On the panel:
- Lee White- Executive Secretary of Parks, Gabon
- The Honorable Greg Hunt- Minister for the Environment, Australia
- John Scanlon- Secretary General of CITES
- The Honorable Edna Molewa- Minister of Environmental Affairs, South Africa
- Dr. Marco Lambertini- WWF Director General
- Nadya Hutagalung- TV Host, Co-Founder of Let Elephants Be Elephants (Singapore), and Champion of the IUCN World Parks Congress 2014
- Sean Willmore- President, International Ranger
If you are what you eat, then just as true, you are what you buy.
From organic, fair-trade, responsible palm oil, Wildlife Friendly, and most recently deforestation-free, consumers can cast their lot with a variety of eco-friendly labels and define who they are by what they buy. It gives someone in New York City the chance to contribute to forest protection in Indonesia by using their wallets to influence the sustainability of the supply chain that serves them with goods.
The consumer’s role cannot be underestimated; conscious consumers can help to shift the social norms and support responsible supply of agricultural or forest products. To get sustainability into the mainstream, the world needs to shift its shopping habits, minimizing environmental damage, and taking the environmental costs of the…
We are all students here at the World Parks Congress.
We are all here with a joint mission and shared worldview – that we need nature, and nature needs us. And, ultimately, we are here to learn from each others’ experiences with the hope that we can make the world a better place. The community of practitioners, scientists, and world leaders at the World Parks Congress bring diverse skills, experiences, and knowledge to the table. Through collaboration and engagement, we hope to find solutions to shared problems and conservation outcomes that benefit both nature and people.

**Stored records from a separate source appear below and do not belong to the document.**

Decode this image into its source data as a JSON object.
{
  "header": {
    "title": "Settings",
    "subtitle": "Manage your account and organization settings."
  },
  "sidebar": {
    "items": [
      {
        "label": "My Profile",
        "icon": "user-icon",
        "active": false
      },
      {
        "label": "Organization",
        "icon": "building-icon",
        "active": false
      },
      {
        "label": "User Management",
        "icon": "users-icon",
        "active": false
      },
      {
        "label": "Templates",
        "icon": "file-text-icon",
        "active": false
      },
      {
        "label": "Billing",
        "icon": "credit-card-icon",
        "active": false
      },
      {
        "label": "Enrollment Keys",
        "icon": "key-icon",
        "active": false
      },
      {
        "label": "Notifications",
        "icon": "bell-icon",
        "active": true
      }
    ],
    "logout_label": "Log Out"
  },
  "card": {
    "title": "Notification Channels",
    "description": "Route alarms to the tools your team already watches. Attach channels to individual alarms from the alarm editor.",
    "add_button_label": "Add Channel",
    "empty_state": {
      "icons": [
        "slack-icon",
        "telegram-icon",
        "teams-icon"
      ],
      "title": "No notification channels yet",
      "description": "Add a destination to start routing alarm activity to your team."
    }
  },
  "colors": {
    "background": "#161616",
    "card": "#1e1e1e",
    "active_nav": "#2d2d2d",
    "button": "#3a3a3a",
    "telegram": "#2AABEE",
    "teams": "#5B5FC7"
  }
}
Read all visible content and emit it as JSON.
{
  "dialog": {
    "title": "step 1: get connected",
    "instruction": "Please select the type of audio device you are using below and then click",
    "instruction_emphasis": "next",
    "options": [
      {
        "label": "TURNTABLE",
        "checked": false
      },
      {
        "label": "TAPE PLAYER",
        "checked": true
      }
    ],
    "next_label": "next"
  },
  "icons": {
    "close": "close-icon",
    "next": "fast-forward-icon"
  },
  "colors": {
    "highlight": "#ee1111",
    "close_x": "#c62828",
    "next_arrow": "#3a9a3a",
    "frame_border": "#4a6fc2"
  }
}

We know what the challenges are. We know how to solve the problems we face. But something stands in our way. In our…
“Are we moving toward a world without wildlife?” At the 6th World Parks Congress this week in Sydney, five of my classmates and I are working with the Wildlife Conservation Society (WCS) to ensure wild animals exist well into the future. We have spent the semester learning about wildlife crimes and how they threaten species around the world – particularly in protected areas. The situation is so serious that WCS co-organized a double session at the congress to discuss wildlife crime and law enforcement in protected areas. On Saturday I watched as global conservation leaders took the stage to call the world to action, examine lessons learned and share messages of hope.

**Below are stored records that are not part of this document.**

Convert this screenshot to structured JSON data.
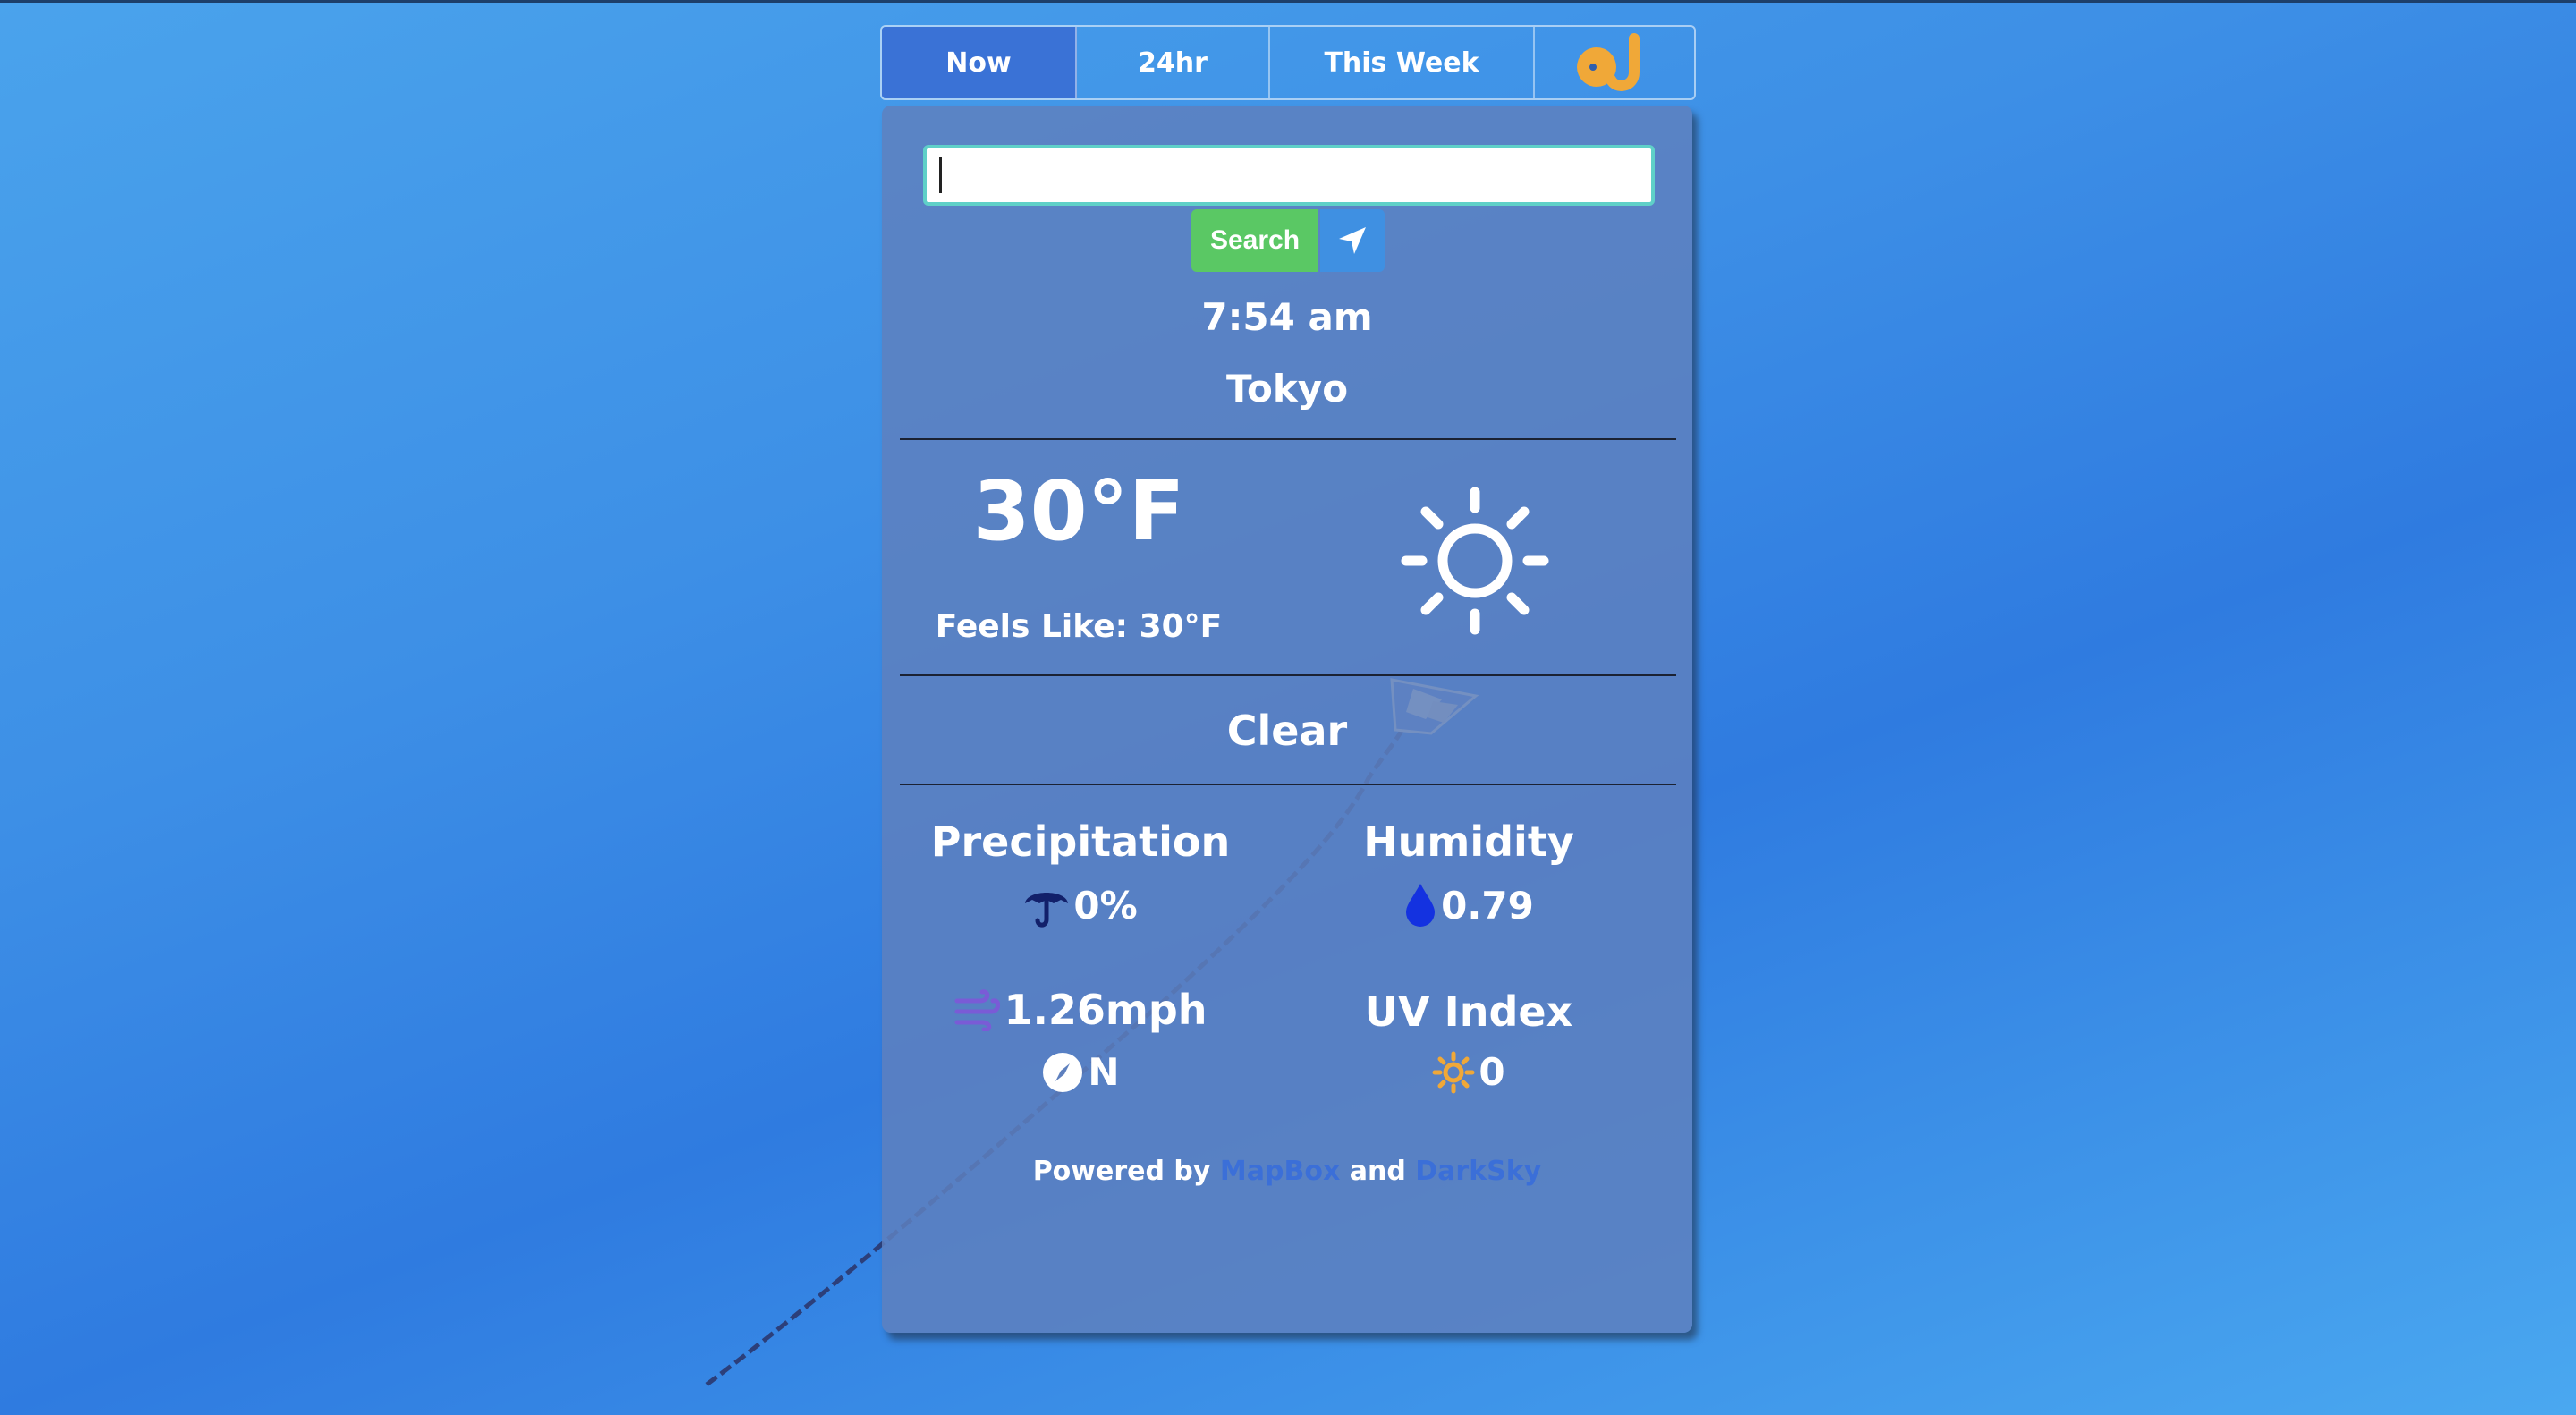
{
  "tabs": [
    {
      "label": "Now",
      "active": true
    },
    {
      "label": "24hr",
      "active": false
    },
    {
      "label": "This Week",
      "active": false
    }
  ],
  "logo": {
    "icon": "oj-logo-icon",
    "color": "#f0a838"
  },
  "search": {
    "value": "",
    "placeholder": "",
    "button_label": "Search",
    "locate_icon": "location-arrow-icon"
  },
  "current": {
    "time": "7:54 am",
    "city": "Tokyo",
    "temperature": "30°F",
    "feels_like": "Feels Like: 30°F",
    "condition_icon": "sun-icon",
    "condition": "Clear"
  },
  "stats": {
    "precipitation": {
      "title": "Precipitation",
      "value": "0%",
      "icon": "umbrella-icon"
    },
    "humidity": {
      "title": "Humidity",
      "value": "0.79",
      "icon": "water-drop-icon"
    },
    "wind": {
      "speed": "1.26mph",
      "direction": "N",
      "icon": "wind-icon",
      "direction_icon": "compass-icon"
    },
    "uv": {
      "title": "UV Index",
      "value": "0",
      "icon": "uv-sun-icon"
    }
  },
  "footer": {
    "prefix": "Powered by",
    "link1": "MapBox",
    "and": "and",
    "link2": "DarkSky"
  },
  "colors": {
    "accent": "#3a72d6",
    "search_button": "#5ac864",
    "locate_button": "#3f90e2",
    "link": "#3b6fd8",
    "uv_icon": "#f0a838"
  }
}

You may be thinking, wildlife crime? That issue doesn’t affect me. But here’s why you should care…
“First I would like to first recognize the traditional owners of this land—the Eora people—and their ancestral leaders past and present.” So begins almost every talk at the World Park’s Congress—a nod to the way things once were. I too nod to the traditional owners of this land. And to the traditional voyagers of the sea.
On Wednesday morning, four beautiful Vaka’s—traditional Polynesian canoes—sailed into Darling Harbor in Sydney, Australia to kick off the World Parks Congress. They have been sailing for months now, navigating by the stars as they traverse the globe, carrying a message, a call to action—

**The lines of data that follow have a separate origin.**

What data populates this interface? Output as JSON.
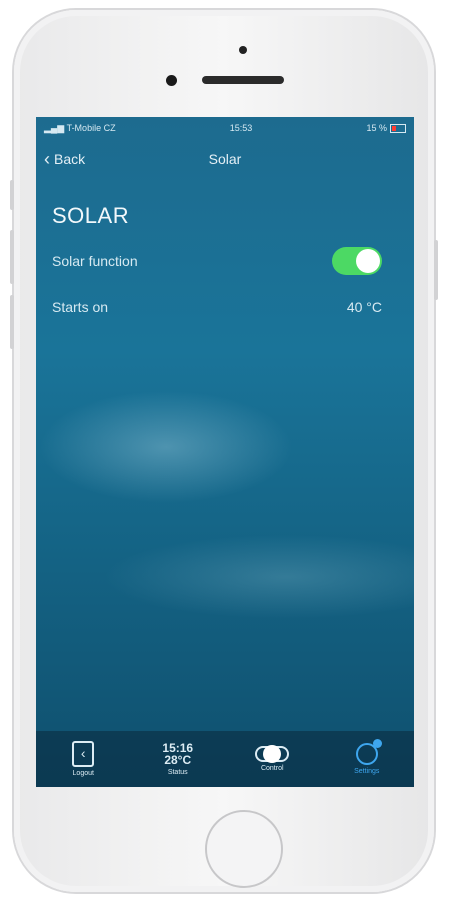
{
  "status": {
    "carrier": "T-Mobile CZ",
    "time": "15:53",
    "battery": "15 %"
  },
  "nav": {
    "back_label": "Back",
    "title": "Solar"
  },
  "section": {
    "title": "SOLAR"
  },
  "settings": [
    {
      "label": "Solar function",
      "type": "toggle",
      "enabled": true
    },
    {
      "label": "Starts on",
      "value": "40 °C"
    }
  ],
  "tabbar": {
    "logout": "Logout",
    "time_top": "15:16",
    "time_bottom": "28°C",
    "status": "Status",
    "control": "Control",
    "settings": "Settings"
  },
  "colors": {
    "toggle_on": "#4cd964",
    "active_tab": "#3ea6ee"
  }
}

—our climate is changing, seas are rising, oceans are warming and acidifying, the world is netting too many fish, storms are intensifying and eroding coasts as they crash…